Stored records
-*-

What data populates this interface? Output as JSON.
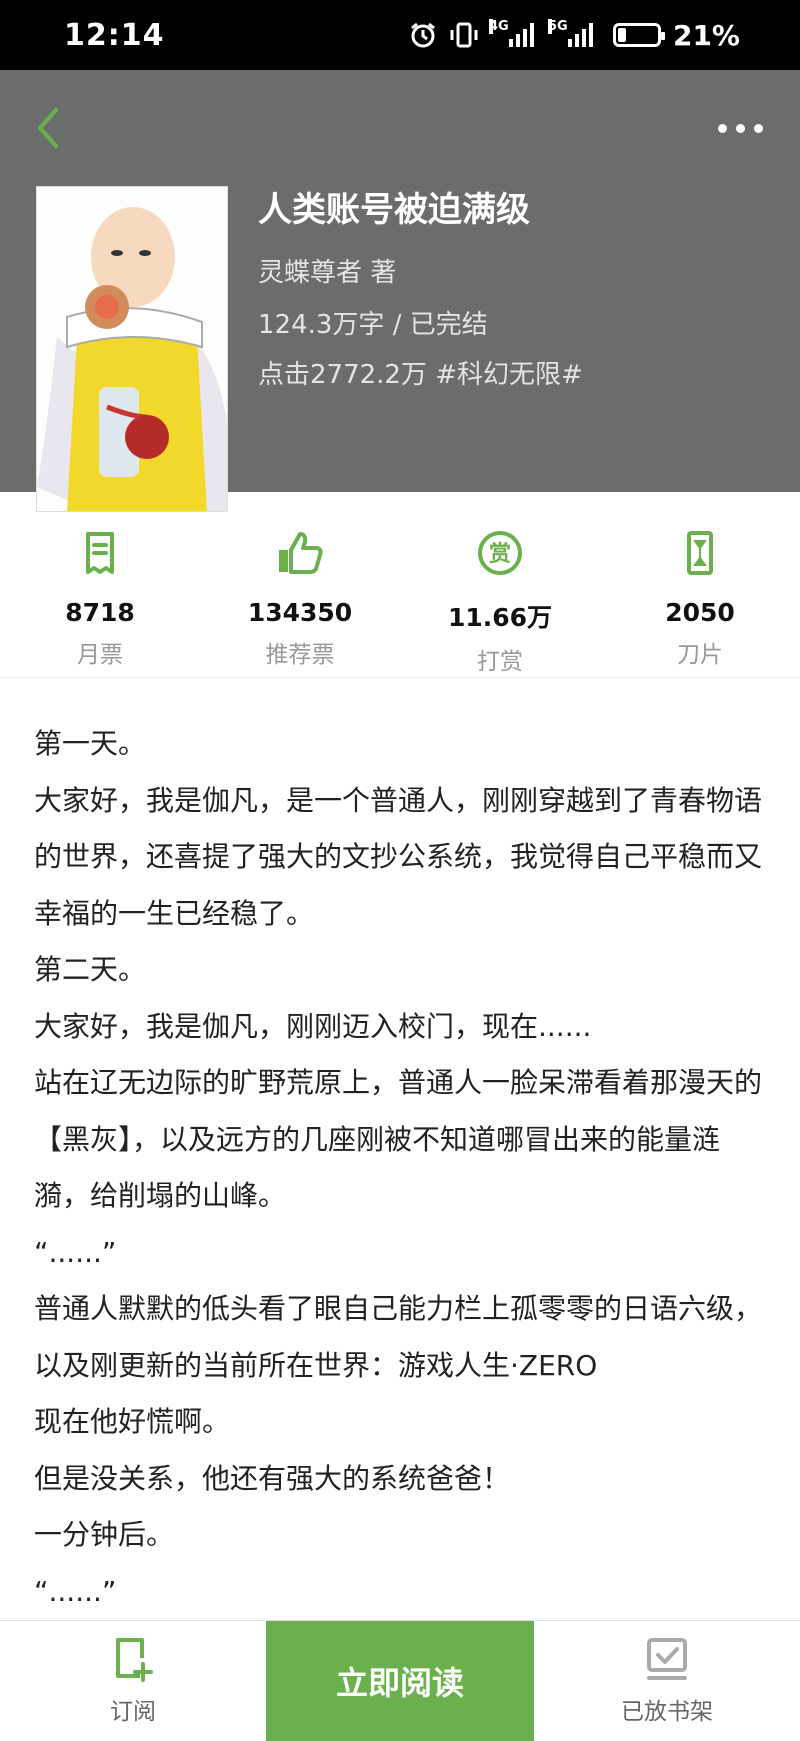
{
  "status_bar": {
    "time": "12:14",
    "net1": "4G",
    "net2": "5G",
    "battery_level": 0.21,
    "battery_text": "21%",
    "icons": [
      "alarm-icon",
      "vibrate-icon",
      "signal-4g-icon",
      "signal-5g-icon",
      "battery-icon"
    ]
  },
  "header": {
    "back_icon": "chevron-left-icon",
    "more_icon": "more-dots-icon",
    "cover_description": "cover-image",
    "title": "人类账号被迫满级",
    "author_line": "灵蝶尊者  著",
    "words_line": "124.3万字 / 已完结",
    "clicks_line": "点击2772.2万  #科幻无限#"
  },
  "stats": [
    {
      "icon": "monthly-ticket-icon",
      "value": "8718",
      "label": "月票"
    },
    {
      "icon": "thumbs-up-icon",
      "value": "134350",
      "label": "推荐票"
    },
    {
      "icon": "reward-icon",
      "value": "11.66万",
      "label": "打赏"
    },
    {
      "icon": "blade-icon",
      "value": "2050",
      "label": "刀片"
    }
  ],
  "content": {
    "lines": [
      "第一天。",
      "大家好，我是伽凡，是一个普通人，刚刚穿越到了青春物语的世界，还喜提了强大的文抄公系统，我觉得自己平稳而又幸福的一生已经稳了。",
      "第二天。",
      "大家好，我是伽凡，刚刚迈入校门，现在......",
      "站在辽无边际的旷野荒原上，普通人一脸呆滞看着那漫天的【黑灰】，以及远方的几座刚被不知道哪冒出来的能量涟漪，给削塌的山峰。",
      "“......”",
      "普通人默默的低头看了眼自己能力栏上孤零零的日语六级，以及刚更新的当前所在世界：游戏人生·ZERO",
      "现在他好慌啊。",
      "但是没关系，他还有强大的系统爸爸！",
      "一分钟后。",
      "“......”"
    ]
  },
  "bottom_bar": {
    "subscribe_label": "订阅",
    "read_label": "立即阅读",
    "shelf_label": "已放书架"
  },
  "colors": {
    "accent": "#6ab04c",
    "header_bg": "#6b6d6c",
    "status_bg": "#000000"
  }
}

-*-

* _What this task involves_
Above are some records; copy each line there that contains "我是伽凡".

* _Answer section_
      "大家好，我是伽凡，是一个普通人，刚刚穿越到了青春物语的世界，还喜提了强大的文抄公系统，我觉得自己平稳而又幸福的一生已经稳了。",
      "大家好，我是伽凡，刚刚迈入校门，现在......",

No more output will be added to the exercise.